Last fortnight, around the time Gujarat’s BJP Chief Minister Narendra Modi was anxiously awaiting the Supreme Court verdict on the petition of murdered MP Ehsan Jafri’s wife Zakia, several hundred kilometres away, Bihar’s JD-U Chief Minister Nitish Kumar too hit the headlines. The government of Bihar had managed to seize a large house in Patna belonging to a bureaucrat accused of corruption and convert it into a primary school for Musahar children, who are among the most deprived of all Scheduled Castes. Taking over properties of the corrupt and starting schools there was a pre-poll promise that Nitish Kumar had made last year; it was an Assembly election that the National Democratic Alliance (NDA)—of which the Bharatiya Janata Party (BJP) and Janata Dal-United (JD-U) are members—won with such a thumping majority that Bihar is now seen as another NDA bastion, just like Gujarat.

Modi’s legal ‘triumph’ last fortnight may have taken up much more TV airtime and newsprint, thanks to the BJP’s battery of spin doctors, but the only success the NDA had scored was in Bihar. Nitish Kumar had the de jure aid of a court verdict based on a new law: the Bihar Special Courts Act, 2009, which allows the government to confiscate the property of a person accused of corruption during his/her trial.
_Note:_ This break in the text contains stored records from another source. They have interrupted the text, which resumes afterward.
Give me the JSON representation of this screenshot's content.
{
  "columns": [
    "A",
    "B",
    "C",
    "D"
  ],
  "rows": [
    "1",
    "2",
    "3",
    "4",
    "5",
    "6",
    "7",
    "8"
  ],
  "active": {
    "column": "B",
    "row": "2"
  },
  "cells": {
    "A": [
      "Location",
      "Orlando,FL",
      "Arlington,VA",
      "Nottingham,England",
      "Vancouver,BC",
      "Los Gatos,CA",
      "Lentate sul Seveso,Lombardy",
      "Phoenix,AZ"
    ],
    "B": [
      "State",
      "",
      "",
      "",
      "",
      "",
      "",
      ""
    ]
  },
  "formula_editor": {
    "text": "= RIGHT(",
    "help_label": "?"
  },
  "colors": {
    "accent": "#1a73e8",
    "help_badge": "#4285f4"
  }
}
A special vigilance court had ordered the seizure of a Bailey Road house owned by former Minor Irrigation Secretary Shiv Shankar Verma. As soon as the Patna High Court upheld the order, and even as Verma moved the Supreme Court against it, the state government took control of the house on 4 September. Two days later, the cabinet decided to turn it over to the state’s Human Resources Development department. The state chose 8 September, Intern-
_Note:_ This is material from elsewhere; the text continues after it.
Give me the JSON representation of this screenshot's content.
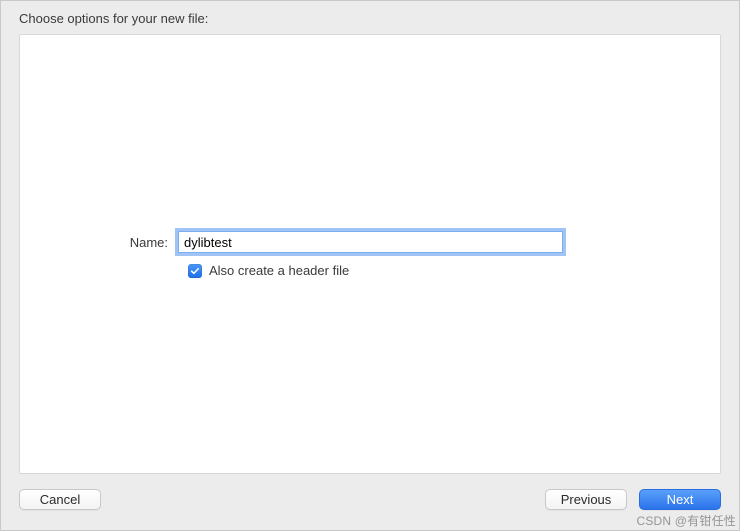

ational Literacy Day, to drive home the point. It asked the primary school at Rukanpura Musahari, run in a two-room shed in this Patna slum, to relocate to the upmarket three-storey building equipped with fans, lights, sanitary fittings and other things seen as luxuries by these kids. Bihar’s CM hovered discreetly in the background as all this happened, but the takeover was quickly dubbed a part of his dream for Bihar’s upliftment and riddance of corruption. Given the mood in India, it was a big gesture.

By contrast, Modi’s attempt to hail the Supreme Court order of 12 September as his victory, was just that—an attempt. All that the order did was make the Special Investigation Team, looking into charges against Modi in the Gulberg case of the 2002 Gujarat riots, accountable to a trial court where the case is still on.
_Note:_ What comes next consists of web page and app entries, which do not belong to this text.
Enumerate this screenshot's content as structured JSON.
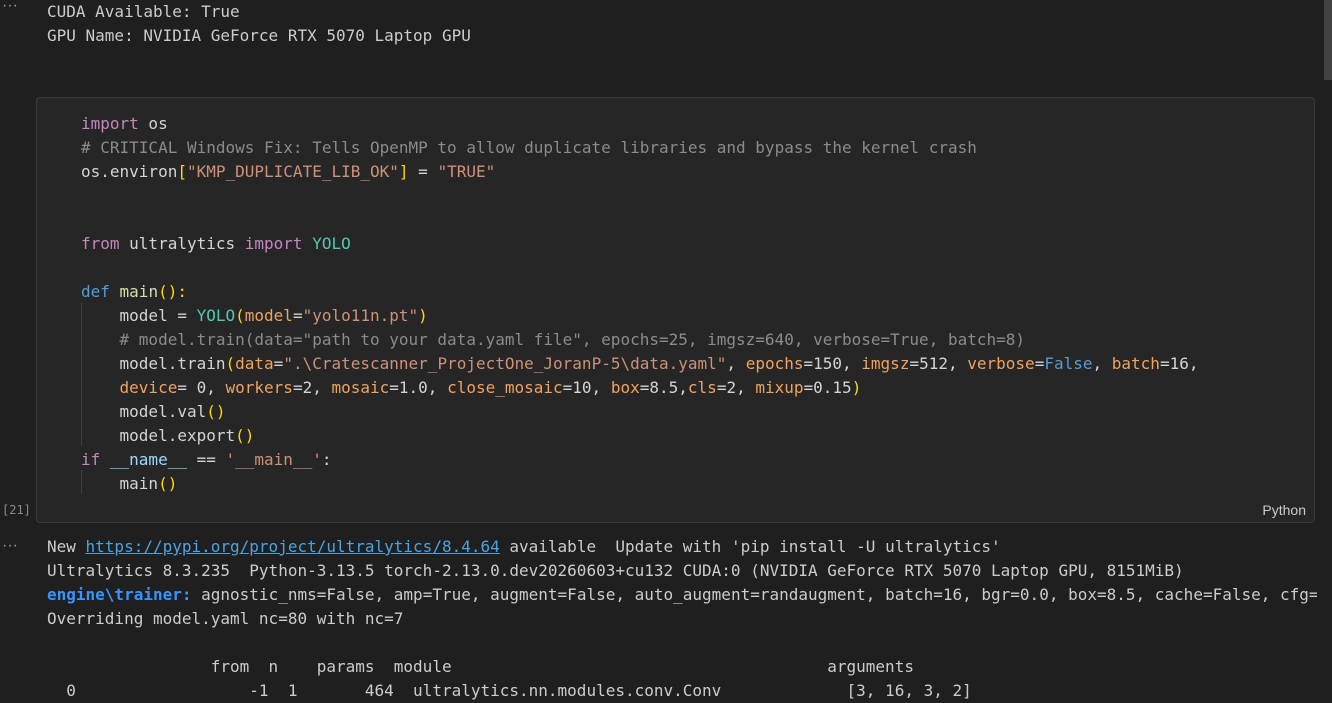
{
  "output_top": {
    "toggle_icon": "ellipsis-icon",
    "lines": [
      "CUDA Available: True",
      "GPU Name: NVIDIA GeForce RTX 5070 Laptop GPU"
    ]
  },
  "cell": {
    "execution_count": "[21]",
    "language": "Python",
    "code": {
      "l1_kw": "import",
      "l1_rest": " os",
      "l2": "# CRITICAL Windows Fix: Tells OpenMP to allow duplicate libraries and bypass the kernel crash",
      "l3_a": "os.environ",
      "l3_b": "[",
      "l3_c": "\"KMP_DUPLICATE_LIB_OK\"",
      "l3_d": "]",
      "l3_e": " = ",
      "l3_f": "\"TRUE\"",
      "l6_kw1": "from",
      "l6_mod": " ultralytics ",
      "l6_kw2": "import",
      "l6_cls": " YOLO",
      "l8_kw": "def",
      "l8_fn": " main",
      "l8_p": "():",
      "l9_a": "    model = ",
      "l9_b": "YOLO",
      "l9_c": "(",
      "l9_d": "model",
      "l9_e": "=",
      "l9_f": "\"yolo11n.pt\"",
      "l9_g": ")",
      "l10": "    # model.train(data=\"path to your data.yaml file\", epochs=25, imgsz=640, verbose=True, batch=8)",
      "l11_a": "    model.train",
      "l11_b": "(",
      "l11_c": "data",
      "l11_d": "=",
      "l11_e": "\".\\Cratescanner_ProjectOne_JoranP-5\\data.yaml\"",
      "l11_f": ", ",
      "l11_g": "epochs",
      "l11_h": "=150, ",
      "l11_i": "imgsz",
      "l11_j": "=512, ",
      "l11_k": "verbose",
      "l11_l": "=",
      "l11_m": "False",
      "l11_n": ", ",
      "l11_o": "batch",
      "l11_p": "=16,",
      "l12_a": "    ",
      "l12_b": "device",
      "l12_c": "= 0, ",
      "l12_d": "workers",
      "l12_e": "=2, ",
      "l12_f": "mosaic",
      "l12_g": "=1.0, ",
      "l12_h": "close_mosaic",
      "l12_i": "=10, ",
      "l12_j": "box",
      "l12_k": "=8.5,",
      "l12_l": "cls",
      "l12_m": "=2, ",
      "l12_n": "mixup",
      "l12_o": "=0.15",
      "l12_p": ")",
      "l13_a": "    model.val",
      "l13_b": "()",
      "l14_a": "    model.export",
      "l14_b": "()",
      "l15_kw": "if",
      "l15_a": " __name__",
      "l15_b": " == ",
      "l15_c": "'__main__'",
      "l15_d": ":",
      "l16_a": "    main",
      "l16_b": "()"
    }
  },
  "output_bottom": {
    "toggle_icon": "ellipsis-icon",
    "l1_a": "New ",
    "l1_link": "https://pypi.org/project/ultralytics/8.4.64",
    "l1_b": " available  Update with 'pip install -U ultralytics'",
    "l2": "Ultralytics 8.3.235  Python-3.13.5 torch-2.13.0.dev20260603+cu132 CUDA:0 (NVIDIA GeForce RTX 5070 Laptop GPU, 8151MiB)",
    "l3_a": "engine\\trainer:",
    "l3_b": " agnostic_nms=False, amp=True, augment=False, auto_augment=randaugment, batch=16, bgr=0.0, box=8.5, cache=False, cfg=",
    "l4": "Overriding model.yaml nc=80 with nc=7",
    "table_header": "                 from  n    params  module                                       arguments",
    "table_row": "  0                  -1  1       464  ultralytics.nn.modules.conv.Conv             [3, 16, 3, 2]"
  }
}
Modi too chose a ‘relevant’ day, his own birthday, to begin a three-day fast and turn the event into a political show of strength that would help him pitch for the BJP’s PM candidacy in 2014. Modi tried to showcase his newfound friends across the religious spectrum in the state to prove that he has become more acceptable as a leader since 2002. In TV interviews, Modi said he had answered his critics with his record on development. Instead of Gujarati, he spoke in Hindi, as he told one interviewer, because he wanted to be heard across the country. “I have continued to serve six crore Gujaratis, and in doing that, I am serving the nation,” he told another.

Modi’s pitch for 2014 is unmistakable. On the face of it, his party colleagues—most seniors were present at some point or the other during his fast—appear equally gung-ho about it. But, as a BJP leader points out, that is merely because Modi’s ‘peace, unity and harmony’ mission stole attention away from octogenarian LK Advani’s rath yatra plan. Not many in the BJP, and certainly not in the RSS, want Advani as a PM probable. It could ruin the party’s chances again.

“Modi is certainly several notches ahead of the rest in the race. A formidable contender,” says a member of the BJP’s Election Reforms Committee, but he concedes there are several others. There are other chief ministers within the BJP’s fold who are doing just as well for the BJP as Modi in the Hindi heartland. Take, for instance, Madhya Pradesh CM Shivraj Singh Chouhan, who won a second term in 2008. “But, my hunch is the MP CM is happy staying in the state,” he says.

The question of the party’s or NDA’s face in the next election is far from settled. Sitting in Ahmedabad, Modi has used every symbol that he could muster to say, without speaking, that he is the party’s frontrunner. But, within the NDA fold, the JD-U has made its discomfort with Modi’s posture clear. The party stayed away from the fast, and its leaders such as party president Sharad Yadav seemed put off by it. “Why should the media expect us to be present at Modi’s programme; are we BJP allies or Modi’s allies? There is no alliance between the JD-U and BJP in Gujarat,” Vijay Kumar Chaudhary, Bihar’s water resources minister, considered close to Kumar, tells Open. “The BJP has said nothing officially about Modi being its prime ministerial candidate. It is all speculative. The JD-U believes that the BJP is entitled to declare its PM candidate, and we are entitled to declare our own stand then,” adds Chaudhary, by way of warning.

“The BJP is making an investment in Modi at this point of time because Advani is phasing out, and Modi is among the few leaders with a credible mass base,” reasons Surinder S Jodhka, professor at Jawaharlal Nehru University’s School of Social Sciences, “But if the party does come to power, Modi still won’t be easily acceptable. The corporate world praises him because they don’t want to position themselves as averse to Modi or the BJP in the event of a regime change. The American signal is also similar… that they are not against the BJP.” According to Jodhka, someone like Nitish would be a more acceptable leader of an alliance, especially if he sustains his turnaround of Bihar. “In the Anna Hazare movement,” he adds, “the middle-class showed that it wants to participate in politics even though it doesn’t want to follow the current methodology of doing that.”

Yet, the chief beneficiary of urban India’s current anti-corruption mood is likely to be a conventional politician, one whose appeal is wide rather than narrow. Here lies the catch for the BJP. Its choice of candidate will need to depend on the electoral arithmetic of the next election. If political realignments result in a third front for the next election, “a Nitish Kumar or Mayawati would have a better chance of leading an alliance, depending on how many seats their parties get”, Jodhka says. In a formation of non-Congress parties supported by the BJP or Left, Nitish Kumar stands a better chance than Mayawati. He is seen as tough on corruption and minority-friendly too, despite his party’s alliance with the BJP.

Says a BJP leader, reacting to the proposition that Bihar’s CM may emerge as a PM contender: “Nitish Kumar is the leader of only one state.” But then, the same can be said of Modi.